**Required action:** Should a line below contain the word "icon", report it.

**Entries provided:**

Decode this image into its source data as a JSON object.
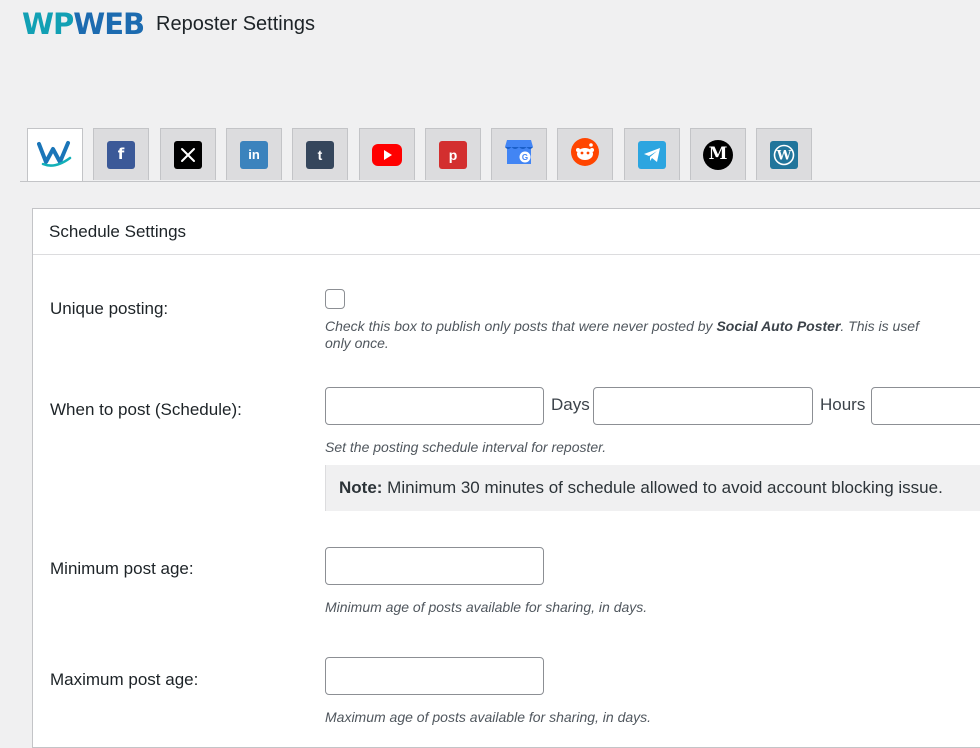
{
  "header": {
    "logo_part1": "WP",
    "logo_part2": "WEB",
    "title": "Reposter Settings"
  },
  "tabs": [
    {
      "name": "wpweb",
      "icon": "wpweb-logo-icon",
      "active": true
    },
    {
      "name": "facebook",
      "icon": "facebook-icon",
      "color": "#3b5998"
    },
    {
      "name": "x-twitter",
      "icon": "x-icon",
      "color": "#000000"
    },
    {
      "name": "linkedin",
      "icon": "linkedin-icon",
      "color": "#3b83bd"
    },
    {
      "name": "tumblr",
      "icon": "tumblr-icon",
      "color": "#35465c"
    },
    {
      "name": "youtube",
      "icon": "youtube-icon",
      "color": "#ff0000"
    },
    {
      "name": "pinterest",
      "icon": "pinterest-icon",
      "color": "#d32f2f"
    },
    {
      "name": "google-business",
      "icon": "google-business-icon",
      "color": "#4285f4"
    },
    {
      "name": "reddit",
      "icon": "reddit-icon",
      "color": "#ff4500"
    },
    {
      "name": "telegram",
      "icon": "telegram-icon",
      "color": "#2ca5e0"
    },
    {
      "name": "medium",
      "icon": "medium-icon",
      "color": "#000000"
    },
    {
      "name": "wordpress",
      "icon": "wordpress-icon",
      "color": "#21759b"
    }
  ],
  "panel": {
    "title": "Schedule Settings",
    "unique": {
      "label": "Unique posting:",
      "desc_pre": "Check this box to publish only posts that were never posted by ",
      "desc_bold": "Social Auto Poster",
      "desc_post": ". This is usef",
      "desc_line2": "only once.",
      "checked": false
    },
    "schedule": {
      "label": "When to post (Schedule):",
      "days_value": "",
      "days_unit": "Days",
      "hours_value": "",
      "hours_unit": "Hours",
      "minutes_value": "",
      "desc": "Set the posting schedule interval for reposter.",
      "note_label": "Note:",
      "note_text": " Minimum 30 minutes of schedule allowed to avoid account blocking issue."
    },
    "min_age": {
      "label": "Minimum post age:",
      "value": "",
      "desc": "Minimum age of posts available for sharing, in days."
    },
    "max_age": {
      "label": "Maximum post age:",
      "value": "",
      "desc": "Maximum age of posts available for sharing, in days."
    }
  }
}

**Result of the task:**
      "icon": "wpweb-logo-icon",
      "icon": "facebook-icon",
      "icon": "x-icon",
      "icon": "linkedin-icon",
      "icon": "tumblr-icon",
      "icon": "youtube-icon",
      "icon": "pinterest-icon",
      "icon": "google-business-icon",
      "icon": "reddit-icon",
      "icon": "telegram-icon",
      "icon": "medium-icon",
      "icon": "wordpress-icon",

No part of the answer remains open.